I understand the Deputy's question to be about the practice methodology used by Tusla to carry out its child protection and welfare function. 

In 2017, a decision was made by Tusla to adopt the Signs of Safety as the first national child protection methodology for Ireland. I understand that the implementation of Signs of Safety is well underway, and I have been informed by Tusla that it has been well received by frontline practitioners and by management. 

The practice is safety-oriented and strengths-focused, and encourages practitioners to engage in a meaningful way with children and families. Signs of Safety focuses on the use of evidence and current research to inform planning, and I have been advised that the reception among social workers has been positive.

Tusla has engaged in a significant program of training for practitioners and practice leaders, delivered by the co-creator and leading experts in the practice through a series of themed, intensive workshops.

Signs of Safety is an evidence-based practice, and part of the implementation of the practice is to assess at a national level how successful that implementation has been.

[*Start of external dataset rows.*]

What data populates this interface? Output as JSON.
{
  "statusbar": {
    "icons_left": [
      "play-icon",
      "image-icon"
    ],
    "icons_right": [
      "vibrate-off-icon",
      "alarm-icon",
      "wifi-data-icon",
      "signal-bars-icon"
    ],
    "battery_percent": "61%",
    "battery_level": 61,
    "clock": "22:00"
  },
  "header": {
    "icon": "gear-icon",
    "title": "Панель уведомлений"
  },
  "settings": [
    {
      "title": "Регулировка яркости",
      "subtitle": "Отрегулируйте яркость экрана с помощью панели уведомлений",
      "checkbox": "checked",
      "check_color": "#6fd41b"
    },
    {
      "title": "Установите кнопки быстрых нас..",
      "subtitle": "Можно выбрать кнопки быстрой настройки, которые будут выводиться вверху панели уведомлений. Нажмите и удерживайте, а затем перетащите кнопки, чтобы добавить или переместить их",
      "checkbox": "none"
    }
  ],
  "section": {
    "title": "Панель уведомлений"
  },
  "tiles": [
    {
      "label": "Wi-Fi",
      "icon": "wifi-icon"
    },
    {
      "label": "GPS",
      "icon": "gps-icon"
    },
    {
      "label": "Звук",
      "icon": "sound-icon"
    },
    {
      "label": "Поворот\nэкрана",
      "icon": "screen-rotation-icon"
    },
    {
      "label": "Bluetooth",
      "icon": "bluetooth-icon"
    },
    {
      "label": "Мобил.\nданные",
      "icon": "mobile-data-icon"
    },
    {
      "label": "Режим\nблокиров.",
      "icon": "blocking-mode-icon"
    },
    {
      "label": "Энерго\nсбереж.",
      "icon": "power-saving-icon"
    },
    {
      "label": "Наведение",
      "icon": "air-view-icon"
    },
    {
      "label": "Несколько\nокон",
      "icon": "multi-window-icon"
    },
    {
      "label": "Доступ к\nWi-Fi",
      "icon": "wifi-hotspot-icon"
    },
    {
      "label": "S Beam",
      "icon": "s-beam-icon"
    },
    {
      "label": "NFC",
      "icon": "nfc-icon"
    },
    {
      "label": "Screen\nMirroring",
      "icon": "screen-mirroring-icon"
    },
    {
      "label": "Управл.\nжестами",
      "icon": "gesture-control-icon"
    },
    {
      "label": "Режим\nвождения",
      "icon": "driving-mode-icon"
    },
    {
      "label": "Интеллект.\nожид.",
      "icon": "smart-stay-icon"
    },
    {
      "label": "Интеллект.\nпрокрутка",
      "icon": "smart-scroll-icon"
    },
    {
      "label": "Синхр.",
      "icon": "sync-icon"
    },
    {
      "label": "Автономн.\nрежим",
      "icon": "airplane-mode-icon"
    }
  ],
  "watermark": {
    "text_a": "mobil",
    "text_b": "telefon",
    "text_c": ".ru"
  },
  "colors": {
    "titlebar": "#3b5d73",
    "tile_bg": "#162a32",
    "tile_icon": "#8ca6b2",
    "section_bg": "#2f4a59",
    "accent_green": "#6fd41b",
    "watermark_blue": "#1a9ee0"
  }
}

Quality Assurance audits in relation to Signs of Safety were commenced in November 2018. The first audit focused on the rollout of Signs of Safety, and found that more than two thirds of files sampled showed evidence of its use. I have been informed that the next phase of auditing will evaluate the quality of social work practice and decision making over time, using the methodology.